_PROVIDED DATA_

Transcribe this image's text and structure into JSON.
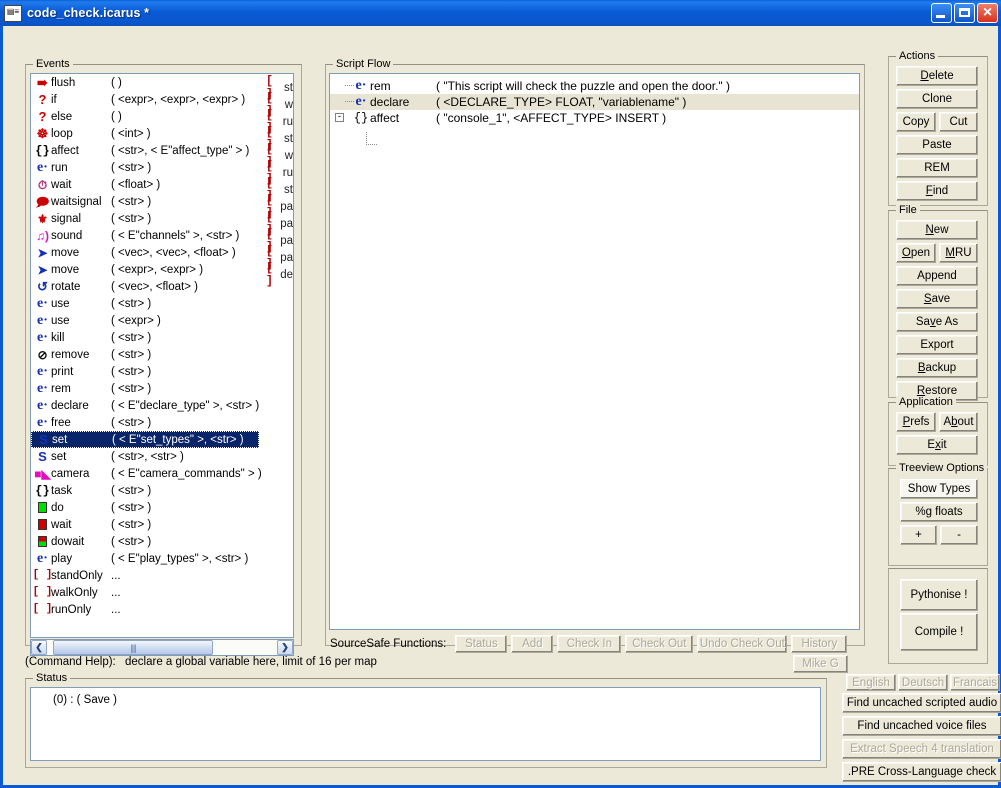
{
  "window": {
    "title": "code_check.icarus *",
    "icon": "app-icon",
    "controls": {
      "minimize": "minimize",
      "maximize": "maximize",
      "close": "close"
    }
  },
  "events_panel": {
    "legend": "Events",
    "selected_index": 21,
    "rows": [
      {
        "icon": "flush-icon",
        "name": "flush",
        "args": "(  )",
        "right": "st"
      },
      {
        "icon": "question-icon",
        "name": "if",
        "args": "( <expr>, <expr>, <expr>  )",
        "right": "w"
      },
      {
        "icon": "question-icon",
        "name": "else",
        "args": "(  )",
        "right": "ru"
      },
      {
        "icon": "loop-icon",
        "name": "loop",
        "args": "( <int>  )",
        "right": "st"
      },
      {
        "icon": "braces-icon",
        "name": "affect",
        "args": "( <str>, < E\"affect_type\" >  )",
        "right": "w"
      },
      {
        "icon": "e-icon",
        "name": "run",
        "args": "( <str>  )",
        "right": "ru"
      },
      {
        "icon": "clock-icon",
        "name": "wait",
        "args": "( <float>  )",
        "right": "st"
      },
      {
        "icon": "waitsignal-icon",
        "name": "waitsignal",
        "args": "( <str>  )",
        "right": "pa"
      },
      {
        "icon": "signal-icon",
        "name": "signal",
        "args": "( <str>  )",
        "right": "pa"
      },
      {
        "icon": "sound-icon",
        "name": "sound",
        "args": "( < E\"channels\" >, <str>  )",
        "right": "pa"
      },
      {
        "icon": "move-icon",
        "name": "move",
        "args": "( <vec>, <vec>, <float>  )",
        "right": "pa"
      },
      {
        "icon": "move-icon",
        "name": "move",
        "args": "( <expr>, <expr>  )",
        "right": "de"
      },
      {
        "icon": "rotate-icon",
        "name": "rotate",
        "args": "( <vec>, <float>  )",
        "right": ""
      },
      {
        "icon": "e-icon",
        "name": "use",
        "args": "( <str>  )",
        "right": ""
      },
      {
        "icon": "e-icon",
        "name": "use",
        "args": "( <expr>  )",
        "right": ""
      },
      {
        "icon": "e-icon",
        "name": "kill",
        "args": "( <str>  )",
        "right": ""
      },
      {
        "icon": "remove-icon",
        "name": "remove",
        "args": "( <str>  )",
        "right": ""
      },
      {
        "icon": "e-icon",
        "name": "print",
        "args": "( <str>  )",
        "right": ""
      },
      {
        "icon": "e-icon",
        "name": "rem",
        "args": "( <str>  )",
        "right": ""
      },
      {
        "icon": "e-icon",
        "name": "declare",
        "args": "( < E\"declare_type\" >, <str>  )",
        "right": ""
      },
      {
        "icon": "e-icon",
        "name": "free",
        "args": "( <str>  )",
        "right": ""
      },
      {
        "icon": "set-icon",
        "name": "set",
        "args": "( < E\"set_types\" >, <str>  )",
        "right": ""
      },
      {
        "icon": "set-icon",
        "name": "set",
        "args": "( <str>, <str>  )",
        "right": ""
      },
      {
        "icon": "camera-icon",
        "name": "camera",
        "args": "( < E\"camera_commands\" >  )",
        "right": ""
      },
      {
        "icon": "braces-icon",
        "name": "task",
        "args": "( <str>  )",
        "right": ""
      },
      {
        "icon": "green-square-icon",
        "name": "do",
        "args": "( <str>  )",
        "right": ""
      },
      {
        "icon": "red-square-icon",
        "name": "wait",
        "args": "( <str>  )",
        "right": ""
      },
      {
        "icon": "redgreen-square-icon",
        "name": "dowait",
        "args": "( <str>  )",
        "right": ""
      },
      {
        "icon": "e-icon",
        "name": "play",
        "args": "( < E\"play_types\" >, <str>  )",
        "right": ""
      },
      {
        "icon": "brackets-icon",
        "name": "standOnly",
        "args": "...",
        "right": ""
      },
      {
        "icon": "brackets-icon",
        "name": "walkOnly",
        "args": "...",
        "right": ""
      },
      {
        "icon": "brackets-icon",
        "name": "runOnly",
        "args": "...",
        "right": ""
      }
    ],
    "scrollbar": {
      "left_arrow": "❮",
      "right_arrow": "❯",
      "thumb": "||||"
    }
  },
  "script_flow": {
    "legend": "Script Flow",
    "rows": [
      {
        "icon": "e-icon",
        "name": "rem",
        "args": "( \"This script will check the puzzle and open the door.\"  )",
        "expander": "",
        "highlight": false
      },
      {
        "icon": "e-icon",
        "name": "declare",
        "args": "( <DECLARE_TYPE> FLOAT, \"variablename\"  )",
        "expander": "",
        "highlight": true
      },
      {
        "icon": "braces-icon",
        "name": "affect",
        "args": "( \"console_1\", <AFFECT_TYPE> INSERT  )",
        "expander": "-",
        "highlight": false
      }
    ],
    "sourcesafe": {
      "label": "SourceSafe Functions:",
      "buttons": [
        {
          "label": "Status",
          "disabled": true
        },
        {
          "label": "Add",
          "disabled": true
        },
        {
          "label": "Check In",
          "disabled": true
        },
        {
          "label": "Check Out",
          "disabled": true
        },
        {
          "label": "Undo Check Out",
          "disabled": true
        },
        {
          "label": "History",
          "disabled": true
        }
      ]
    }
  },
  "actions_panel": {
    "legend": "Actions",
    "buttons": [
      {
        "label": "Delete",
        "accel": "D"
      },
      {
        "label": "Clone",
        "accel": ""
      },
      {
        "label": "Copy",
        "accel": ""
      },
      {
        "label": "Cut",
        "accel": ""
      },
      {
        "label": "Paste",
        "accel": ""
      },
      {
        "label": "REM",
        "accel": ""
      },
      {
        "label": "Find",
        "accel": "F"
      }
    ]
  },
  "file_panel": {
    "legend": "File",
    "buttons": [
      {
        "label": "New",
        "accel": "N"
      },
      {
        "label": "Open",
        "accel": "O"
      },
      {
        "label": "MRU",
        "accel": "M"
      },
      {
        "label": "Append",
        "accel": ""
      },
      {
        "label": "Save",
        "accel": "S"
      },
      {
        "label": "Save As",
        "accel": "v"
      },
      {
        "label": "Export",
        "accel": ""
      },
      {
        "label": "Backup",
        "accel": "B"
      },
      {
        "label": "Restore",
        "accel": "R"
      }
    ]
  },
  "application_panel": {
    "legend": "Application",
    "buttons": [
      {
        "label": "Prefs",
        "accel": "P"
      },
      {
        "label": "About",
        "accel": "b"
      },
      {
        "label": "Exit",
        "accel": "x"
      }
    ]
  },
  "treeview_panel": {
    "legend": "Treeview Options",
    "buttons": [
      {
        "label": "Show Types",
        "active": true
      },
      {
        "label": "%g floats",
        "active": false
      },
      {
        "label": "+",
        "active": false
      },
      {
        "label": "-",
        "active": false
      }
    ]
  },
  "compile_panel": {
    "buttons": [
      {
        "label": "Pythonise !"
      },
      {
        "label": "Compile !"
      }
    ]
  },
  "command_help": {
    "label": "(Command Help):",
    "text": "declare a global variable here, limit of 16 per map"
  },
  "status_panel": {
    "legend": "Status",
    "text": "(0) : ( Save )"
  },
  "user_button": {
    "label": "Mike G",
    "disabled": true
  },
  "language_tools": {
    "languages": [
      {
        "label": "English",
        "disabled": true
      },
      {
        "label": "Deutsch",
        "disabled": true
      },
      {
        "label": "Francais",
        "disabled": true
      }
    ],
    "tools": [
      {
        "label": "Find uncached scripted audio",
        "disabled": false
      },
      {
        "label": "Find uncached voice files",
        "disabled": false
      },
      {
        "label": "Extract Speech 4 translation",
        "disabled": true
      },
      {
        "label": ".PRE Cross-Language check",
        "disabled": false
      }
    ]
  },
  "colors": {
    "titlebar_blue": "#0a5ad6",
    "face": "#ece9d8",
    "selection": "#0a246a",
    "icon_red": "#cc0000",
    "icon_blue": "#1430b8",
    "icon_magenta": "#e010c0",
    "bracket_red": "#b40000"
  }
}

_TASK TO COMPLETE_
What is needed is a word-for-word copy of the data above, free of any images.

_SOLUTION TO THIS PROBLEM_
Transcribe this image's text and structure into JSON.
{
  "window": {
    "title": "code_check.icarus *",
    "icon": "app-icon",
    "controls": {
      "minimize": "minimize",
      "maximize": "maximize",
      "close": "close"
    }
  },
  "events_panel": {
    "legend": "Events",
    "selected_index": 21,
    "rows": [
      {
        "icon": "flush-icon",
        "name": "flush",
        "args": "(  )",
        "right": "st"
      },
      {
        "icon": "question-icon",
        "name": "if",
        "args": "( <expr>, <expr>, <expr>  )",
        "right": "w"
      },
      {
        "icon": "question-icon",
        "name": "else",
        "args": "(  )",
        "right": "ru"
      },
      {
        "icon": "loop-icon",
        "name": "loop",
        "args": "( <int>  )",
        "right": "st"
      },
      {
        "icon": "braces-icon",
        "name": "affect",
        "args": "( <str>, < E\"affect_type\" >  )",
        "right": "w"
      },
      {
        "icon": "e-icon",
        "name": "run",
        "args": "( <str>  )",
        "right": "ru"
      },
      {
        "icon": "clock-icon",
        "name": "wait",
        "args": "( <float>  )",
        "right": "st"
      },
      {
        "icon": "waitsignal-icon",
        "name": "waitsignal",
        "args": "( <str>  )",
        "right": "pa"
      },
      {
        "icon": "signal-icon",
        "name": "signal",
        "args": "( <str>  )",
        "right": "pa"
      },
      {
        "icon": "sound-icon",
        "name": "sound",
        "args": "( < E\"channels\" >, <str>  )",
        "right": "pa"
      },
      {
        "icon": "move-icon",
        "name": "move",
        "args": "( <vec>, <vec>, <float>  )",
        "right": "pa"
      },
      {
        "icon": "move-icon",
        "name": "move",
        "args": "( <expr>, <expr>  )",
        "right": "de"
      },
      {
        "icon": "rotate-icon",
        "name": "rotate",
        "args": "( <vec>, <float>  )",
        "right": ""
      },
      {
        "icon": "e-icon",
        "name": "use",
        "args": "( <str>  )",
        "right": ""
      },
      {
        "icon": "e-icon",
        "name": "use",
        "args": "( <expr>  )",
        "right": ""
      },
      {
        "icon": "e-icon",
        "name": "kill",
        "args": "( <str>  )",
        "right": ""
      },
      {
        "icon": "remove-icon",
        "name": "remove",
        "args": "( <str>  )",
        "right": ""
      },
      {
        "icon": "e-icon",
        "name": "print",
        "args": "( <str>  )",
        "right": ""
      },
      {
        "icon": "e-icon",
        "name": "rem",
        "args": "( <str>  )",
        "right": ""
      },
      {
        "icon": "e-icon",
        "name": "declare",
        "args": "( < E\"declare_type\" >, <str>  )",
        "right": ""
      },
      {
        "icon": "e-icon",
        "name": "free",
        "args": "( <str>  )",
        "right": ""
      },
      {
        "icon": "set-icon",
        "name": "set",
        "args": "( < E\"set_types\" >, <str>  )",
        "right": ""
      },
      {
        "icon": "set-icon",
        "name": "set",
        "args": "( <str>, <str>  )",
        "right": ""
      },
      {
        "icon": "camera-icon",
        "name": "camera",
        "args": "( < E\"camera_commands\" >  )",
        "right": ""
      },
      {
        "icon": "braces-icon",
        "name": "task",
        "args": "( <str>  )",
        "right": ""
      },
      {
        "icon": "green-square-icon",
        "name": "do",
        "args": "( <str>  )",
        "right": ""
      },
      {
        "icon": "red-square-icon",
        "name": "wait",
        "args": "( <str>  )",
        "right": ""
      },
      {
        "icon": "redgreen-square-icon",
        "name": "dowait",
        "args": "( <str>  )",
        "right": ""
      },
      {
        "icon": "e-icon",
        "name": "play",
        "args": "( < E\"play_types\" >, <str>  )",
        "right": ""
      },
      {
        "icon": "brackets-icon",
        "name": "standOnly",
        "args": "...",
        "right": ""
      },
      {
        "icon": "brackets-icon",
        "name": "walkOnly",
        "args": "...",
        "right": ""
      },
      {
        "icon": "brackets-icon",
        "name": "runOnly",
        "args": "...",
        "right": ""
      }
    ],
    "scrollbar": {
      "left_arrow": "❮",
      "right_arrow": "❯",
      "thumb": "||||"
    }
  },
  "script_flow": {
    "legend": "Script Flow",
    "rows": [
      {
        "icon": "e-icon",
        "name": "rem",
        "args": "( \"This script will check the puzzle and open the door.\"  )",
        "expander": "",
        "highlight": false
      },
      {
        "icon": "e-icon",
        "name": "declare",
        "args": "( <DECLARE_TYPE> FLOAT, \"variablename\"  )",
        "expander": "",
        "highlight": true
      },
      {
        "icon": "braces-icon",
        "name": "affect",
        "args": "( \"console_1\", <AFFECT_TYPE> INSERT  )",
        "expander": "-",
        "highlight": false
      }
    ],
    "sourcesafe": {
      "label": "SourceSafe Functions:",
      "buttons": [
        {
          "label": "Status",
          "disabled": true
        },
        {
          "label": "Add",
          "disabled": true
        },
        {
          "label": "Check In",
          "disabled": true
        },
        {
          "label": "Check Out",
          "disabled": true
        },
        {
          "label": "Undo Check Out",
          "disabled": true
        },
        {
          "label": "History",
          "disabled": true
        }
      ]
    }
  },
  "actions_panel": {
    "legend": "Actions",
    "buttons": [
      {
        "label": "Delete",
        "accel": "D"
      },
      {
        "label": "Clone",
        "accel": ""
      },
      {
        "label": "Copy",
        "accel": ""
      },
      {
        "label": "Cut",
        "accel": ""
      },
      {
        "label": "Paste",
        "accel": ""
      },
      {
        "label": "REM",
        "accel": ""
      },
      {
        "label": "Find",
        "accel": "F"
      }
    ]
  },
  "file_panel": {
    "legend": "File",
    "buttons": [
      {
        "label": "New",
        "accel": "N"
      },
      {
        "label": "Open",
        "accel": "O"
      },
      {
        "label": "MRU",
        "accel": "M"
      },
      {
        "label": "Append",
        "accel": ""
      },
      {
        "label": "Save",
        "accel": "S"
      },
      {
        "label": "Save As",
        "accel": "v"
      },
      {
        "label": "Export",
        "accel": ""
      },
      {
        "label": "Backup",
        "accel": "B"
      },
      {
        "label": "Restore",
        "accel": "R"
      }
    ]
  },
  "application_panel": {
    "legend": "Application",
    "buttons": [
      {
        "label": "Prefs",
        "accel": "P"
      },
      {
        "label": "About",
        "accel": "b"
      },
      {
        "label": "Exit",
        "accel": "x"
      }
    ]
  },
  "treeview_panel": {
    "legend": "Treeview Options",
    "buttons": [
      {
        "label": "Show Types",
        "active": true
      },
      {
        "label": "%g floats",
        "active": false
      },
      {
        "label": "+",
        "active": false
      },
      {
        "label": "-",
        "active": false
      }
    ]
  },
  "compile_panel": {
    "buttons": [
      {
        "label": "Pythonise !"
      },
      {
        "label": "Compile !"
      }
    ]
  },
  "command_help": {
    "label": "(Command Help):",
    "text": "declare a global variable here, limit of 16 per map"
  },
  "status_panel": {
    "legend": "Status",
    "text": "(0) : ( Save )"
  },
  "user_button": {
    "label": "Mike G",
    "disabled": true
  },
  "language_tools": {
    "languages": [
      {
        "label": "English",
        "disabled": true
      },
      {
        "label": "Deutsch",
        "disabled": true
      },
      {
        "label": "Francais",
        "disabled": true
      }
    ],
    "tools": [
      {
        "label": "Find uncached scripted audio",
        "disabled": false
      },
      {
        "label": "Find uncached voice files",
        "disabled": false
      },
      {
        "label": "Extract Speech 4 translation",
        "disabled": true
      },
      {
        "label": ".PRE Cross-Language check",
        "disabled": false
      }
    ]
  },
  "colors": {
    "titlebar_blue": "#0a5ad6",
    "face": "#ece9d8",
    "selection": "#0a246a",
    "icon_red": "#cc0000",
    "icon_blue": "#1430b8",
    "icon_magenta": "#e010c0",
    "bracket_red": "#b40000"
  }
}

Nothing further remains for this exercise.